Thus for proving the decomposition law you will have to use the maximality condition, which brings me to the first question:

Is there a simple proof that the maximal abelian unramified extension of a number field is finite?

If one could generalize Hilbert's Satz 94 to noncyclic extensions I would guess that the answer to this question is yes. The main ingredients of such a proof certainly would be Dirichlet's unit theorem (finite generation of the unit group) and the finiteness of the class number. Or is there a different way of linking unramified abelian extensions to the class group?

The classical proof of the finiteness of the Hilbert class field runs as follows. Let $L/K$ be a cyclic unramified extension, and consider the index $$h_{L/K} = (D_K : ND_L \cdot P_K).$$ Using elementary transformations and the ambiguous class number formula (essentially the Herbrand unit index calculation) this can be shown to equal $$h_{L/K} = (L:K) (E_K : E_K \cap NL^\times) (Cl(L)[N] : Cl(L)^{1-\sigma}),$$ where $\sigma$ generates the Galois group of $L/K$.

By the first inequality (a consequence of the fact that the Dedekind zeta function has a pole of order $1$ at $s = 1$) we must have $h_{L/K} \le (L:K)$ for all cyclic unramified extensions, from which we conclude that $h_{L/K} = (L:K)$, and that $$(E_K : E_K \cap NL^\times) = (Cl(L)[N] : Cl(L)^{1-\sigma}) = 1$$ for all cyclic unramified extensions $L/K$. From here it is not difficult to prove that $h_{L/K} = (L:K)$ holds for all abelian unramified extensions. This in turn proves that $(L:K) = h_{L/K} \le h_K$ for any abelian unramified extension.

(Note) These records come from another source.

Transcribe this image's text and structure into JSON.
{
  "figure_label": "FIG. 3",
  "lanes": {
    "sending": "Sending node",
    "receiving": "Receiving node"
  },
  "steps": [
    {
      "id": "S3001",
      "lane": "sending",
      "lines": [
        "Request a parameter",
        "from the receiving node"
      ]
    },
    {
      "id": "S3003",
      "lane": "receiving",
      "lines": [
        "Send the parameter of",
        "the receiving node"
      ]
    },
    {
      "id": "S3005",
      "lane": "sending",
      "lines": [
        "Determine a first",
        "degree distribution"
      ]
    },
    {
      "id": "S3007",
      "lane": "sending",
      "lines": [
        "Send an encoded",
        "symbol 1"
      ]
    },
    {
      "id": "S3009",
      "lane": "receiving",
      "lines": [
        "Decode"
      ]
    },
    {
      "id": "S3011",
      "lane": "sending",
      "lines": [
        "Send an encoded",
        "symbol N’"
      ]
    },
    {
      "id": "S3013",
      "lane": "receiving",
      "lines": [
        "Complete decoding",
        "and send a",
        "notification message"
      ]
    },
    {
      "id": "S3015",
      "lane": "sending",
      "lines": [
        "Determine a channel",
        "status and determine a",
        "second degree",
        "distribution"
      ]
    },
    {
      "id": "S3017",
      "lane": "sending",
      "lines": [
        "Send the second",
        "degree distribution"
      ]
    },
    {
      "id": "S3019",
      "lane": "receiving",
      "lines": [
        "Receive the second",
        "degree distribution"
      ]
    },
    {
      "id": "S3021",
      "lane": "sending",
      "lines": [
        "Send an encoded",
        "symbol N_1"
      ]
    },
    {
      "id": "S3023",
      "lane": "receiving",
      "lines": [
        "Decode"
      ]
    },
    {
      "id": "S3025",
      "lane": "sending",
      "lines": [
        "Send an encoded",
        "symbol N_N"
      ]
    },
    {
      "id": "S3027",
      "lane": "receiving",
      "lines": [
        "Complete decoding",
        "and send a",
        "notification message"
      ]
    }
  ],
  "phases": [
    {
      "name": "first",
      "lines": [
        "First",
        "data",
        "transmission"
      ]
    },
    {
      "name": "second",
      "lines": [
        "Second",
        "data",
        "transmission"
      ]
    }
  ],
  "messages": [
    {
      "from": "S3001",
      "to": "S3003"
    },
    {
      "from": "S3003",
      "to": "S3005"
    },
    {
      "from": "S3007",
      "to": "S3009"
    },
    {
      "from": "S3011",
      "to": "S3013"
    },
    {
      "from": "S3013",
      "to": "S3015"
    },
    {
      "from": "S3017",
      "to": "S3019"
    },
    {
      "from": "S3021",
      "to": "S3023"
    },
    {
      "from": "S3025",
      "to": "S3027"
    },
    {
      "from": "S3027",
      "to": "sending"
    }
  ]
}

I do not think that this inequality is sufficient for getting hold of the decomposition law. If the maximal unramified abelian extension of $K$ has degree $< h_K$ then you are in trouble. If, for example, ${\mathbb Q}(\sqrt{-5})$ were its own Hilbert class field, all ideals would split in $H/K$, not just the principal ones. Thus I fear that for proving the decomposition law you actually need the existence of an unramified abelian extension of degree $h_K$. If this is true, then I guess that there really is no simple proof of the decomposition law: the existence theorem in class field theory is a technical tour de force even (and perhaps even more so) if you restrict your attention to unramified extensions.